**EXERCISE OBJECTIVE:** The response must restate all of the data word for word.

**Data entries:**

════

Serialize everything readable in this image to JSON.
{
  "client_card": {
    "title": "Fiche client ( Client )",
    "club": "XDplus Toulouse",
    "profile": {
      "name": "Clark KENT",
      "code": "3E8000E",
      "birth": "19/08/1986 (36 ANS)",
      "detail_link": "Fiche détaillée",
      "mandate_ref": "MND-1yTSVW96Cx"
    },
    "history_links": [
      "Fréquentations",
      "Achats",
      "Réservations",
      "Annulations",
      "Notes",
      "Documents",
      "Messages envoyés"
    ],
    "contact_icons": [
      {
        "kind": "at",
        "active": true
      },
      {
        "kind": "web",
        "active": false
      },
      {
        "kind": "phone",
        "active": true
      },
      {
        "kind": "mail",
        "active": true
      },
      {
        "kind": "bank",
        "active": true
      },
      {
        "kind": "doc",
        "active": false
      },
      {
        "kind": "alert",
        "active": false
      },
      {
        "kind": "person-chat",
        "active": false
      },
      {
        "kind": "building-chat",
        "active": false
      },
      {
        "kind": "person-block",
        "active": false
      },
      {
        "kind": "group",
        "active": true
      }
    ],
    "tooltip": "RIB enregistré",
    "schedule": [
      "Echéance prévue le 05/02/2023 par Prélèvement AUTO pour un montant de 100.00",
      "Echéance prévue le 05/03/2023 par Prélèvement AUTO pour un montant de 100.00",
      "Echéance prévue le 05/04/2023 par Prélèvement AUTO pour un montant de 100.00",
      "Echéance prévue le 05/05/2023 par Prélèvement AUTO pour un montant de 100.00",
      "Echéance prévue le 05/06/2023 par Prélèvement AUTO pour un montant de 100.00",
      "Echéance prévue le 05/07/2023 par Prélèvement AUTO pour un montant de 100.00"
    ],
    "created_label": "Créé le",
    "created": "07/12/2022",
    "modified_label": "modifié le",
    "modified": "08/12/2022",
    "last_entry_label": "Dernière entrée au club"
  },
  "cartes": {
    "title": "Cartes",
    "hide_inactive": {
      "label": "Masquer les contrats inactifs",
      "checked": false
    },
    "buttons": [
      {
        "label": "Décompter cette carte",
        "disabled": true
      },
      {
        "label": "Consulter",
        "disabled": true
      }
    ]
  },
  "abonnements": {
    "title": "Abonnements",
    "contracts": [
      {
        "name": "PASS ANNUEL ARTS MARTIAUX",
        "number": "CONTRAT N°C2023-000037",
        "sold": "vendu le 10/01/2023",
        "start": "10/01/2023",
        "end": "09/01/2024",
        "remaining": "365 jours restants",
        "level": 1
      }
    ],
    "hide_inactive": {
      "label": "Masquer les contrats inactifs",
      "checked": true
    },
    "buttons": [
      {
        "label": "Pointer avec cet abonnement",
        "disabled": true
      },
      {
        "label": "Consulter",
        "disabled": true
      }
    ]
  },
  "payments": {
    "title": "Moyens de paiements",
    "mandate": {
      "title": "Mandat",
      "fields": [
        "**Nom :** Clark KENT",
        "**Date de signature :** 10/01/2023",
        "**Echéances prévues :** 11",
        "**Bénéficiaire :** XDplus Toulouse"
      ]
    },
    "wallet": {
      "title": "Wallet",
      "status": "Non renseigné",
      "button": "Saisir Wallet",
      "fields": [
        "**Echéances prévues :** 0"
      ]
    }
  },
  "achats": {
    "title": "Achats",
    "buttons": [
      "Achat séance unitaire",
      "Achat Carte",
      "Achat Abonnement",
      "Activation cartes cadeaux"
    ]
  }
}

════

**SOLUTION:**
Serialize everything readable in this image to JSON.
{
  "client_card": {
    "title": "Fiche client ( Client )",
    "club": "XDplus Toulouse",
    "profile": {
      "name": "Clark KENT",
      "code": "3E8000E",
      "birth": "19/08/1986 (36 ANS)",
      "detail_link": "Fiche détaillée",
      "mandate_ref": "MND-1yTSVW96Cx"
    },
    "history_links": [
      "Fréquentations",
      "Achats",
      "Réservations",
      "Annulations",
      "Notes",
      "Documents",
      "Messages envoyés"
    ],
    "contact_icons": [
      {
        "kind": "at",
        "active": true
      },
      {
        "kind": "web",
        "active": false
      },
      {
        "kind": "phone",
        "active": true
      },
      {
        "kind": "mail",
        "active": true
      },
      {
        "kind": "bank",
        "active": true
      },
      {
        "kind": "doc",
        "active": false
      },
      {
        "kind": "alert",
        "active": false
      },
      {
        "kind": "person-chat",
        "active": false
      },
      {
        "kind": "building-chat",
        "active": false
      },
      {
        "kind": "person-block",
        "active": false
      },
      {
        "kind": "group",
        "active": true
      }
    ],
    "tooltip": "RIB enregistré",
    "schedule": [
      "Echéance prévue le 05/02/2023 par Prélèvement AUTO pour un montant de 100.00",
      "Echéance prévue le 05/03/2023 par Prélèvement AUTO pour un montant de 100.00",
      "Echéance prévue le 05/04/2023 par Prélèvement AUTO pour un montant de 100.00",
      "Echéance prévue le 05/05/2023 par Prélèvement AUTO pour un montant de 100.00",
      "Echéance prévue le 05/06/2023 par Prélèvement AUTO pour un montant de 100.00",
      "Echéance prévue le 05/07/2023 par Prélèvement AUTO pour un montant de 100.00"
    ],
    "created_label": "Créé le",
    "created": "07/12/2022",
    "modified_label": "modifié le",
    "modified": "08/12/2022",
    "last_entry_label": "Dernière entrée au club"
  },
  "cartes": {
    "title": "Cartes",
    "hide_inactive": {
      "label": "Masquer les contrats inactifs",
      "checked": false
    },
    "buttons": [
      {
        "label": "Décompter cette carte",
        "disabled": true
      },
      {
        "label": "Consulter",
        "disabled": true
      }
    ]
  },
  "abonnements": {
    "title": "Abonnements",
    "contracts": [
      {
        "name": "PASS ANNUEL ARTS MARTIAUX",
        "number": "CONTRAT N°C2023-000037",
        "sold": "vendu le 10/01/2023",
        "start": "10/01/2023",
        "end": "09/01/2024",
        "remaining": "365 jours restants",
        "level": 1
      }
    ],
    "hide_inactive": {
      "label": "Masquer les contrats inactifs",
      "checked": true
    },
    "buttons": [
      {
        "label": "Pointer avec cet abonnement",
        "disabled": true
      },
      {
        "label": "Consulter",
        "disabled": true
      }
    ]
  },
  "payments": {
    "title": "Moyens de paiements",
    "mandate": {
      "title": "Mandat",
      "fields": [
        "**Nom :** Clark KENT",
        "**Date de signature :** 10/01/2023",
        "**Echéances prévues :** 11",
        "**Bénéficiaire :** XDplus Toulouse"
      ]
    },
    "wallet": {
      "title": "Wallet",
      "status": "Non renseigné",
      "button": "Saisir Wallet",
      "fields": [
        "**Echéances prévues :** 0"
      ]
    }
  },
  "achats": {
    "title": "Achats",
    "buttons": [
      "Achat séance unitaire",
      "Achat Carte",
      "Achat Abonnement",
      "Activation cartes cadeaux"
    ]
  }
}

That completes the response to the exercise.